Do you know that mushrooms can be kind of magical?
(I don’t mean that kind of magic mushroom! This is a family publication.)
Mushrooms are being used more and more by the commercial real estate industry as a form of insulation in new office buildings. One type, called mycelium, is even fire-resistant. And it’s not just mushrooms. In fact, developers are using lots of non-traditional natural materials, including straw bales for framing material, sheep’s wool for insulation and cork for floor tiles. (I knew I was being helpful by opening another bottle of wine!) Not just that, but lichen and moss are making up living walls, and recycled bottles are being used in the production of carpets, as Senior Editor Holly Dutton reports in “How Designers Put Natural Materials to Work in the Office.”
Natural elements are not new, but they’re really starting to “grow” on CRE developers, leading to on-trend designs. (Biophilic design is so hot right now.) Designers are also incorporating nature-inspired features into their office buildings, including adding plants and trees inside the building.
But it’s not just about looks and interior air quality.
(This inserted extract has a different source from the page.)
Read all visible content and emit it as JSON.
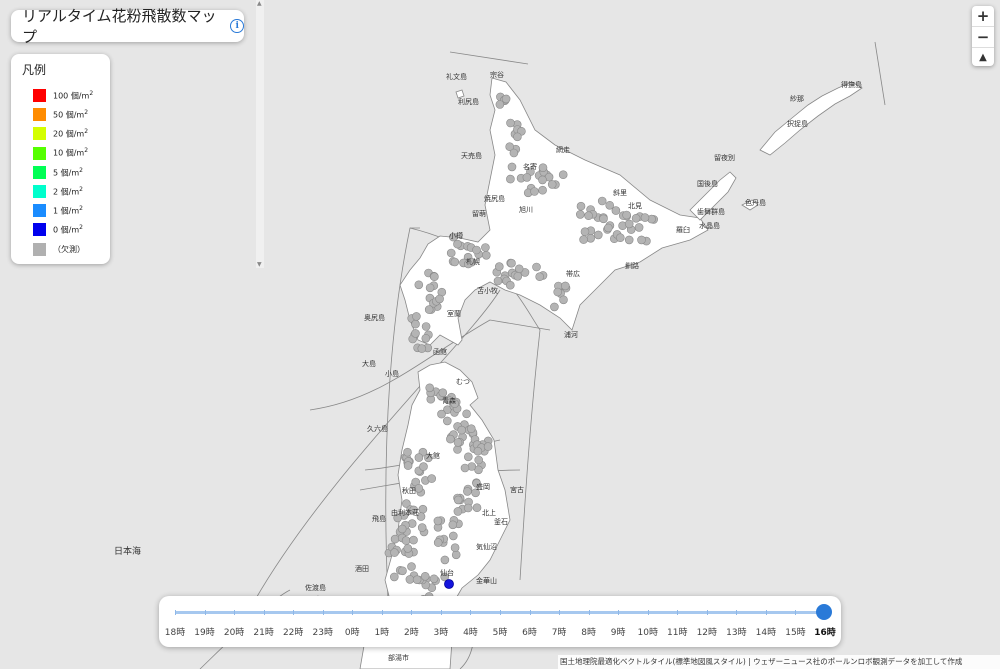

Using natural materials can help real estate to reduce its carbon footprint because these items sequester carbon, according to Dutton’s reporting. And the Department of Energy reports that commercial buildings account for “18 percent (or 18 quadrillion Btu) of U.S. primary energy use,” showing how vital it is to consider sustainability practices when constructing and designing commercial buildings.
“You lock in carbon savings in your building by using natural materials,” ZGF Architects’ Lona Rerick told Dutton.
Getting fresh design options while reducing a building’s carbon footprint? Talk about a winning combination!
Do you plan on incorporating natural elements into your office buildings? I’d love to hear your thoughts at [email protected].